Recently, I started a Bible study led by a fantastic couple. Last week they acquainted me with a really interesting idea. It was completely new to me, and while I can’t do it justice, I do want to give you a brief summary of this idea as I understand it. I’m still mulling it over myself, but I find it really exciting. I won’t be offended if anyone knows this idea better than I do and wants to correct me. 🙂 This is the abridged version of the abridged version.

At the root of so many of my questions are a couple of very basic ones that I know baffle a lot of us: If everything is a foregone conclusion, if God knows exactly what is going to happen and it all fits neatly into a “plan” then where is the meaning in our lives (how to reconcile free will and God’s will)? And how could a loving and all-powerful God create people that He knows will not choose Him – that He knows will suffer eternally?

Well, what if God doesn’t know, exactly, what will happen? Not possible, given God’s omniscience, right? Omniscient = all knowing. But consider this viewpoint: The future doesn’t yet exist. There is nothing there to know. Now, I have always taken it for granted that God is beyond time – but why?? Where did I get such an idea? I’ve done a little research this last week, and haven’t found definite scriptural support for it. If you DO have such support, I would love to hear it.

My study leaders cited the story of Jonah. God sent Jonah to Nineveh, a city behaving badly, and Jonah told them that God would destroy it in 40 days. The people of Nineveh repented and God did not destroy the city. Why would God send Jonah to warn them and threaten to destroy the city if He already knew what they would do and what He would do? It would be a deception, which the Bible tells us is impossible. “…it is impossible for God to lie” (Hebrews 6:18).

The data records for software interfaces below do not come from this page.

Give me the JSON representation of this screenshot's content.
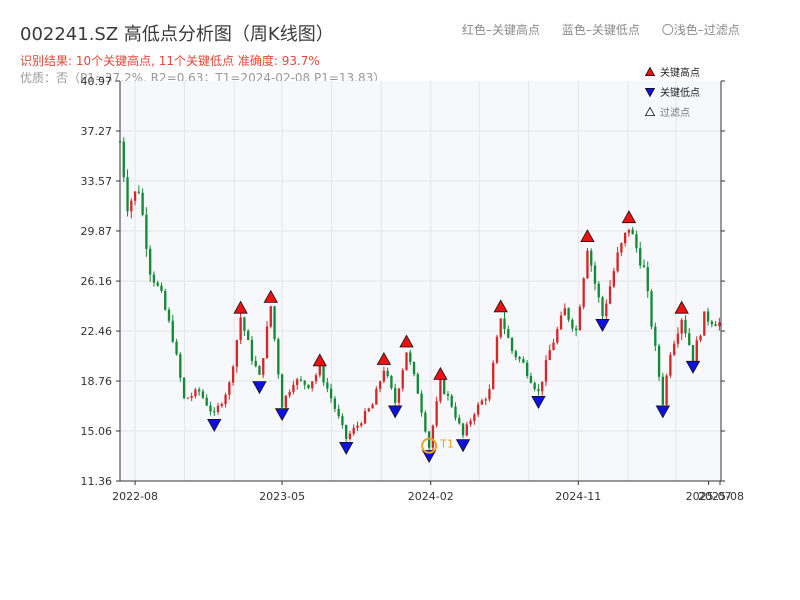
{
  "header": {
    "title": "002241.SZ 高低点分析图（周K线图）",
    "legend_red": "红色–关键高点",
    "legend_blue": "蓝色–关键低点",
    "legend_gray": "〇浅色–过滤点",
    "result_line": "识别结果: 10个关键高点, 11个关键低点  准确度: 93.7%",
    "quality_line": "优质：否（P1=37.2%, R2=0.63；T1=2024-02-08 P1=13.83）"
  },
  "chart_data": {
    "type": "candlestick",
    "title": "002241.SZ 高低点分析图（周K线图）",
    "x_range": [
      "2022-07-04",
      "2025-07-24"
    ],
    "x_ticks": [
      {
        "date": "2022-08-01",
        "label": "2022-08"
      },
      {
        "date": "2023-05-01",
        "label": "2023-05"
      },
      {
        "date": "2024-02-01",
        "label": "2024-02"
      },
      {
        "date": "2024-11-01",
        "label": "2024-11"
      },
      {
        "date": "2025-07-01",
        "label": "2025-07"
      },
      {
        "date": "2025-08-01",
        "label": "2025-08"
      }
    ],
    "ylim": [
      11.36,
      40.97
    ],
    "y_ticks": [
      11.36,
      15.06,
      18.76,
      22.46,
      26.16,
      29.87,
      33.57,
      37.27,
      40.97
    ],
    "grid": true,
    "colors": {
      "up": "#d62728",
      "down": "#138a36",
      "high_marker": "#ee1111",
      "low_marker": "#1111dd",
      "t1_marker": "#f0a030",
      "grid": "#e3e6ea",
      "plot_bg": "#f6f8fb"
    },
    "price_path": [
      [
        "2022-07-04",
        36.5
      ],
      [
        "2022-07-18",
        31.8
      ],
      [
        "2022-08-08",
        33.0
      ],
      [
        "2022-08-29",
        27.0
      ],
      [
        "2022-09-19",
        25.0
      ],
      [
        "2022-10-10",
        22.0
      ],
      [
        "2022-10-31",
        17.4
      ],
      [
        "2022-11-28",
        18.0
      ],
      [
        "2022-12-26",
        16.2
      ],
      [
        "2023-01-23",
        18.5
      ],
      [
        "2023-02-13",
        23.5
      ],
      [
        "2023-03-06",
        20.5
      ],
      [
        "2023-03-20",
        19.0
      ],
      [
        "2023-04-10",
        24.3
      ],
      [
        "2023-05-01",
        17.0
      ],
      [
        "2023-05-22",
        18.8
      ],
      [
        "2023-06-19",
        18.5
      ],
      [
        "2023-07-10",
        19.6
      ],
      [
        "2023-07-31",
        17.5
      ],
      [
        "2023-08-28",
        14.5
      ],
      [
        "2023-09-18",
        15.5
      ],
      [
        "2023-10-16",
        17.0
      ],
      [
        "2023-11-06",
        19.7
      ],
      [
        "2023-11-27",
        17.2
      ],
      [
        "2023-12-18",
        21.0
      ],
      [
        "2024-01-08",
        18.0
      ],
      [
        "2024-01-29",
        13.9
      ],
      [
        "2024-02-19",
        18.6
      ],
      [
        "2024-03-11",
        17.0
      ],
      [
        "2024-04-01",
        14.7
      ],
      [
        "2024-04-22",
        16.5
      ],
      [
        "2024-05-20",
        18.0
      ],
      [
        "2024-06-10",
        23.6
      ],
      [
        "2024-07-01",
        21.0
      ],
      [
        "2024-07-22",
        20.0
      ],
      [
        "2024-08-19",
        17.9
      ],
      [
        "2024-09-09",
        21.0
      ],
      [
        "2024-10-07",
        24.0
      ],
      [
        "2024-10-28",
        22.5
      ],
      [
        "2024-11-18",
        28.8
      ],
      [
        "2024-12-02",
        26.0
      ],
      [
        "2024-12-16",
        23.6
      ],
      [
        "2025-01-13",
        28.0
      ],
      [
        "2025-02-03",
        30.2
      ],
      [
        "2025-03-03",
        27.0
      ],
      [
        "2025-03-17",
        23.0
      ],
      [
        "2025-04-07",
        17.2
      ],
      [
        "2025-04-21",
        21.0
      ],
      [
        "2025-05-12",
        23.5
      ],
      [
        "2025-06-02",
        20.5
      ],
      [
        "2025-06-23",
        23.5
      ],
      [
        "2025-07-24",
        23.0
      ]
    ],
    "key_highs": [
      {
        "date": "2023-02-13",
        "price": 23.5
      },
      {
        "date": "2023-04-10",
        "price": 24.3
      },
      {
        "date": "2023-07-10",
        "price": 19.6
      },
      {
        "date": "2023-11-06",
        "price": 19.7
      },
      {
        "date": "2023-12-18",
        "price": 21.0
      },
      {
        "date": "2024-02-19",
        "price": 18.6
      },
      {
        "date": "2024-06-10",
        "price": 23.6
      },
      {
        "date": "2024-11-18",
        "price": 28.8
      },
      {
        "date": "2025-02-03",
        "price": 30.2
      },
      {
        "date": "2025-05-12",
        "price": 23.5
      }
    ],
    "key_lows": [
      {
        "date": "2022-12-26",
        "price": 16.2
      },
      {
        "date": "2023-03-20",
        "price": 19.0
      },
      {
        "date": "2023-05-01",
        "price": 17.0
      },
      {
        "date": "2023-08-28",
        "price": 14.5
      },
      {
        "date": "2023-11-27",
        "price": 17.2
      },
      {
        "date": "2024-01-29",
        "price": 13.9
      },
      {
        "date": "2024-04-01",
        "price": 14.7
      },
      {
        "date": "2024-08-19",
        "price": 17.9
      },
      {
        "date": "2024-12-16",
        "price": 23.6
      },
      {
        "date": "2025-04-07",
        "price": 17.2
      },
      {
        "date": "2025-06-02",
        "price": 20.5
      }
    ],
    "t1": {
      "date": "2024-01-29",
      "price": 13.9,
      "label": "T1"
    },
    "legend": {
      "position": "top-right",
      "entries": [
        {
          "label": "关键高点",
          "marker": "up-triangle",
          "color": "#ee1111"
        },
        {
          "label": "关键低点",
          "marker": "down-triangle",
          "color": "#1111dd"
        },
        {
          "label": "过滤点",
          "marker": "up-triangle-hollow",
          "color": "#ffffff"
        }
      ]
    }
  }
}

I found another example in Genesis. Abraham prepares to sacrifice his only son to God at God’s command. At the last minute, God sends an angel to stay Abraham’s hand. Genesis 22:12: He said, “Do not lay your hand on the boy or do anything to him, for now I know that you fear God, seeing you have not withheld your son, your only son, from me.” The interesting word in that verse is “now.” The implication is that God didn’t know what Abraham would do.

So, let’s say for the sake of this argument that God does not “see the future.” He has infinite wisdom, knows all things, including our hearts and minds and can see our intentions, desires, faults. Sure, he can affect the future. He can tell us, “this is going to happen” and He can bring it to pass. What are the implications of such an argument? I think there are a great many, and I will let you ponder them or research them further on your own, but the biggest one for me so far is a feeling of release from what I kind of felt was a…loaded love, if you will. A God that loves us but creates us knowing that such and such of us is going to Hell is… confusing. And somewhat contrary to the way I understand love.

I am open to the idea that this argument is incorrect. Even if it is, I will have gained something I really needed through exploring it: A reminder that there are a million ways to understand things and look at them; that it is worthwhile to dig deeper, to discover where my ideas come from and evaluate their truth; that the second I think I understand something, even subconsciously, something new might reveal itself to challenge my mind and heart.

I’ll close with another couple of verses my Bible study leaders pointed out to me when I was seeking reassurance that God created all of us with the capacity to love and know Him: 1 Timothy 2: 3-4: This is good, and it is pleasing in the sight of God our Savior, who desires all people to be saved and to come to the knowledge of the truth.